The FITS bill exempts a range of organisations and persons from registering under the scheme. The exemptions extend to humanitarian assistance, legal advice, diplomatic activities, religious activities, commercial or business pursuits, industry representative bodies, individuals making personal legal representations, registered charities, activities with an artistic purpose, certain registered organisations and certain professions. These exemptions appropriately restrict the application of the scheme to those organisations and persons which seek to influence Australian political and government decisions or processes in a way that threatens Australian institutions. Senator McCarthy raised the issue of Indigenous rangers working in collaboration with international charities such as The Pew Charitable Trusts. I am pleased to say that the bill, incorporating the Attorney-General's amendments as well as those recommended by the PJCIS, will place beyond doubt that Indigenous rangers are not required to register in such circumstances. The FITS Bill will introduce offences which will promote compliance with the scheme.
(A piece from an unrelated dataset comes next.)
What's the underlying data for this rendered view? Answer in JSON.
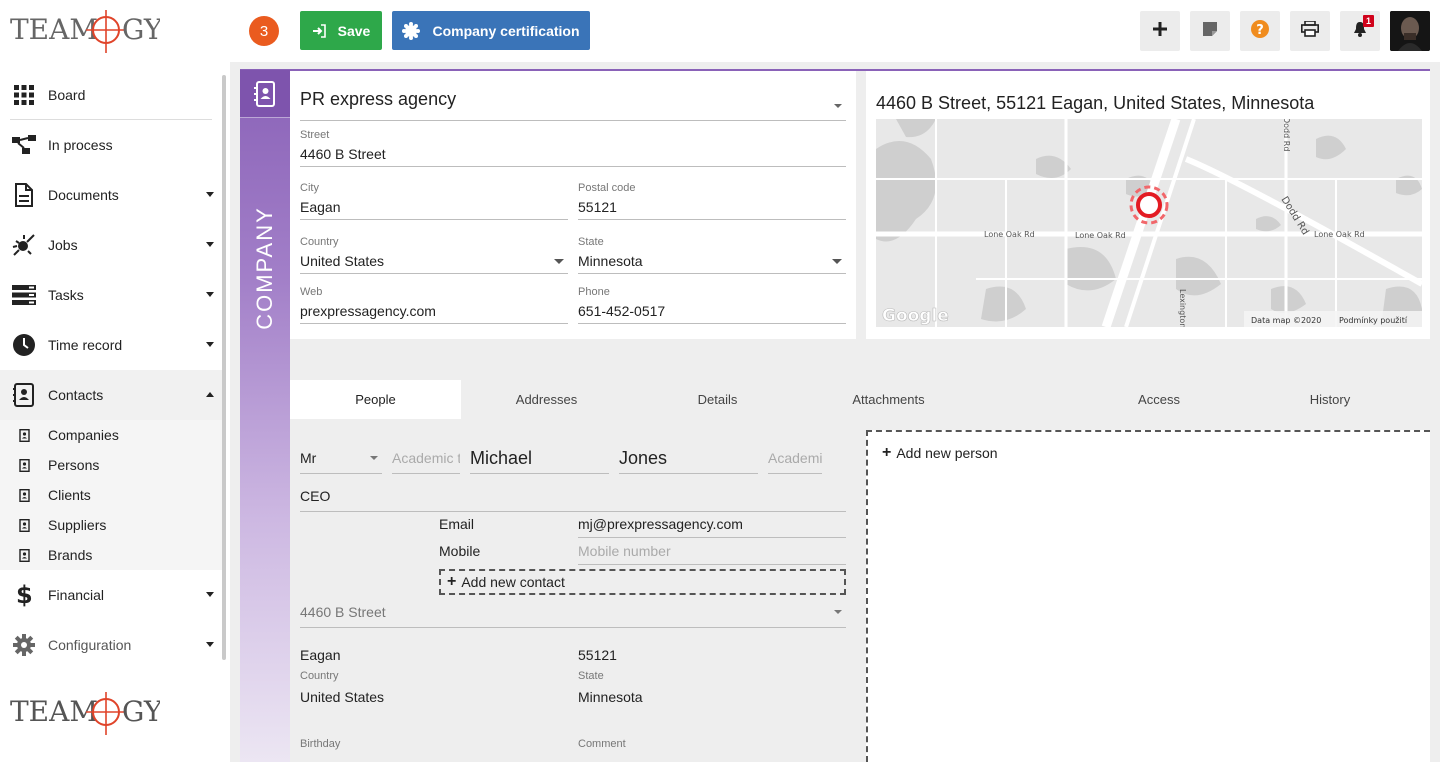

I would like to thank my parliamentary colleagues for recognising the need for these important measures in these two bills. Comprehensive criminal laws are a critical part of Australia's response to the threat of espionage and foreign interference. The EFI bill reflects the government's commitment to addressing this threat and ensuring that our law enforcement and security agencies have the powers they need to respond to the broad spectrum of foreign interference and related criminal activities directed against Australia's interests. Legislative reform is also a critical step in shedding light on foreign interference. The FITS Bill reflects the government's commitment to addressing this issue and to ensuring that the public and decision-makers in government will have access to information to enable them to accurately assess how foreign sources may be seeking to influence Australia's government and political processes. I commend both bills to the Senate.
In respect of the Foreign Influence Transparency Scheme Bill 2018, I move:
At the end of the motion, add:
", and the bill be referred to the Legal and Constitutional Affairs Legislation Committee for inquiry and report by 14 August 2018."
I move the second reading amendment on sheet 8472:
At the end of the motion, add:
(a) the amendments circulated by Senator Patrick on sheet 8446 be referred to the Parliamentary Joint Committee on Intelligence and Security for inquiry and report by 13 August 2018; and
(b) further consideration of the bill be made an order of the day for the first sitting day after the committee has reported."